%%

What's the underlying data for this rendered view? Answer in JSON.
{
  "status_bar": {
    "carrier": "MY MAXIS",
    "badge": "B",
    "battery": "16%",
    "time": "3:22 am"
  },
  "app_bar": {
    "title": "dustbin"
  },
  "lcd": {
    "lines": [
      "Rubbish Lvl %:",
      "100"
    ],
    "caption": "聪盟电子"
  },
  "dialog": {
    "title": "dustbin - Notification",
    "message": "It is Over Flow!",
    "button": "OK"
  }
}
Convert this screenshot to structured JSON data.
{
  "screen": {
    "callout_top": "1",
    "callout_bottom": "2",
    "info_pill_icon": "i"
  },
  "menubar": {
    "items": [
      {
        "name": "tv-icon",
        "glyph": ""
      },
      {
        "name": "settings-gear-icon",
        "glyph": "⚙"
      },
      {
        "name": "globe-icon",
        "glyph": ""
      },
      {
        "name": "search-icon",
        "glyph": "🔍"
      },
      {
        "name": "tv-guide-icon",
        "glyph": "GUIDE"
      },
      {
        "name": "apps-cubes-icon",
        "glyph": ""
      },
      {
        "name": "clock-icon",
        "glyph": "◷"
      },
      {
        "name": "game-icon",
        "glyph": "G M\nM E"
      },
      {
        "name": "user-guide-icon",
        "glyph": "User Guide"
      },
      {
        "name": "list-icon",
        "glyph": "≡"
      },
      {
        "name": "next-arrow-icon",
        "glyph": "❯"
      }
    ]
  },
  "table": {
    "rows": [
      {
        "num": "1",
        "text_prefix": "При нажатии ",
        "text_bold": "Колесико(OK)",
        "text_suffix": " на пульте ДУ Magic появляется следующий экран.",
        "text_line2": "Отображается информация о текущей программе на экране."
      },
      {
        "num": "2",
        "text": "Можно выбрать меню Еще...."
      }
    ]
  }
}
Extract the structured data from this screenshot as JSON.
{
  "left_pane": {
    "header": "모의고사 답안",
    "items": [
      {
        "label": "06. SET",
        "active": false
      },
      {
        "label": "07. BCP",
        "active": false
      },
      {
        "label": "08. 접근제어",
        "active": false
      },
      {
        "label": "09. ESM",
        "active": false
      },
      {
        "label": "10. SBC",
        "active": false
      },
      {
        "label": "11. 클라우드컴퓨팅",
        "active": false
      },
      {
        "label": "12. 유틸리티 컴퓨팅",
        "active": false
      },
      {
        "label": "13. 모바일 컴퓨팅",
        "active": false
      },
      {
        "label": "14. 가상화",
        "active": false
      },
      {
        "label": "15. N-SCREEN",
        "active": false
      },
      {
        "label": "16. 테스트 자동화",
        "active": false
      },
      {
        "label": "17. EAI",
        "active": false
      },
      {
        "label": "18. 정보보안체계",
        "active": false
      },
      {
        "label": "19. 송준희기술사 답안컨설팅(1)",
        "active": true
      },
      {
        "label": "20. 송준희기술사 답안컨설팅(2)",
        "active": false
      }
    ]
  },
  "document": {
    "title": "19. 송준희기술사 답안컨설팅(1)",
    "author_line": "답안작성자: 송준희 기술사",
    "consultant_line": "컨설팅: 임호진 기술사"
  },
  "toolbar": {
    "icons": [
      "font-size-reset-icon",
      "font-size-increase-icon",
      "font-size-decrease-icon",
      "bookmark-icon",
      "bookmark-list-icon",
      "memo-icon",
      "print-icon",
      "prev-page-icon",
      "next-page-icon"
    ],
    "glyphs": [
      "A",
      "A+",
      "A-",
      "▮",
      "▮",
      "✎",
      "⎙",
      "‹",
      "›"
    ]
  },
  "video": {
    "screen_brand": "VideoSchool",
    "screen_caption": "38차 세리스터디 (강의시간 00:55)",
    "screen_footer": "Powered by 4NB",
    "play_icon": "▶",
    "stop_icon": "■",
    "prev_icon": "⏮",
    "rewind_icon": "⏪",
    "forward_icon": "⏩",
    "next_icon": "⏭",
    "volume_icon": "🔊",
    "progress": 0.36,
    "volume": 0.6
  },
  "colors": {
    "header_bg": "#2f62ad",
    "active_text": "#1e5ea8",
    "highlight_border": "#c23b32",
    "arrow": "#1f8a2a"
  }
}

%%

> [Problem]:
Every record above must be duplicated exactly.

> [Exercise output]:
What's the underlying data for this rendered view? Answer in JSON.
{
  "status_bar": {
    "carrier": "MY MAXIS",
    "badge": "B",
    "battery": "16%",
    "time": "3:22 am"
  },
  "app_bar": {
    "title": "dustbin"
  },
  "lcd": {
    "lines": [
      "Rubbish Lvl %:",
      "100"
    ],
    "caption": "聪盟电子"
  },
  "dialog": {
    "title": "dustbin - Notification",
    "message": "It is Over Flow!",
    "button": "OK"
  }
}
Convert this screenshot to structured JSON data.
{
  "screen": {
    "callout_top": "1",
    "callout_bottom": "2",
    "info_pill_icon": "i"
  },
  "menubar": {
    "items": [
      {
        "name": "tv-icon",
        "glyph": ""
      },
      {
        "name": "settings-gear-icon",
        "glyph": "⚙"
      },
      {
        "name": "globe-icon",
        "glyph": ""
      },
      {
        "name": "search-icon",
        "glyph": "🔍"
      },
      {
        "name": "tv-guide-icon",
        "glyph": "GUIDE"
      },
      {
        "name": "apps-cubes-icon",
        "glyph": ""
      },
      {
        "name": "clock-icon",
        "glyph": "◷"
      },
      {
        "name": "game-icon",
        "glyph": "G M\nM E"
      },
      {
        "name": "user-guide-icon",
        "glyph": "User Guide"
      },
      {
        "name": "list-icon",
        "glyph": "≡"
      },
      {
        "name": "next-arrow-icon",
        "glyph": "❯"
      }
    ]
  },
  "table": {
    "rows": [
      {
        "num": "1",
        "text_prefix": "При нажатии ",
        "text_bold": "Колесико(OK)",
        "text_suffix": " на пульте ДУ Magic появляется следующий экран.",
        "text_line2": "Отображается информация о текущей программе на экране."
      },
      {
        "num": "2",
        "text": "Можно выбрать меню Еще...."
      }
    ]
  }
}
Extract the structured data from this screenshot as JSON.
{
  "left_pane": {
    "header": "모의고사 답안",
    "items": [
      {
        "label": "06. SET",
        "active": false
      },
      {
        "label": "07. BCP",
        "active": false
      },
      {
        "label": "08. 접근제어",
        "active": false
      },
      {
        "label": "09. ESM",
        "active": false
      },
      {
        "label": "10. SBC",
        "active": false
      },
      {
        "label": "11. 클라우드컴퓨팅",
        "active": false
      },
      {
        "label": "12. 유틸리티 컴퓨팅",
        "active": false
      },
      {
        "label": "13. 모바일 컴퓨팅",
        "active": false
      },
      {
        "label": "14. 가상화",
        "active": false
      },
      {
        "label": "15. N-SCREEN",
        "active": false
      },
      {
        "label": "16. 테스트 자동화",
        "active": false
      },
      {
        "label": "17. EAI",
        "active": false
      },
      {
        "label": "18. 정보보안체계",
        "active": false
      },
      {
        "label": "19. 송준희기술사 답안컨설팅(1)",
        "active": true
      },
      {
        "label": "20. 송준희기술사 답안컨설팅(2)",
        "active": false
      }
    ]
  },
  "document": {
    "title": "19. 송준희기술사 답안컨설팅(1)",
    "author_line": "답안작성자: 송준희 기술사",
    "consultant_line": "컨설팅: 임호진 기술사"
  },
  "toolbar": {
    "icons": [
      "font-size-reset-icon",
      "font-size-increase-icon",
      "font-size-decrease-icon",
      "bookmark-icon",
      "bookmark-list-icon",
      "memo-icon",
      "print-icon",
      "prev-page-icon",
      "next-page-icon"
    ],
    "glyphs": [
      "A",
      "A+",
      "A-",
      "▮",
      "▮",
      "✎",
      "⎙",
      "‹",
      "›"
    ]
  },
  "video": {
    "screen_brand": "VideoSchool",
    "screen_caption": "38차 세리스터디 (강의시간 00:55)",
    "screen_footer": "Powered by 4NB",
    "play_icon": "▶",
    "stop_icon": "■",
    "prev_icon": "⏮",
    "rewind_icon": "⏪",
    "forward_icon": "⏩",
    "next_icon": "⏭",
    "volume_icon": "🔊",
    "progress": 0.36,
    "volume": 0.6
  },
  "colors": {
    "header_bg": "#2f62ad",
    "active_text": "#1e5ea8",
    "highlight_border": "#c23b32",
    "arrow": "#1f8a2a"
  }
}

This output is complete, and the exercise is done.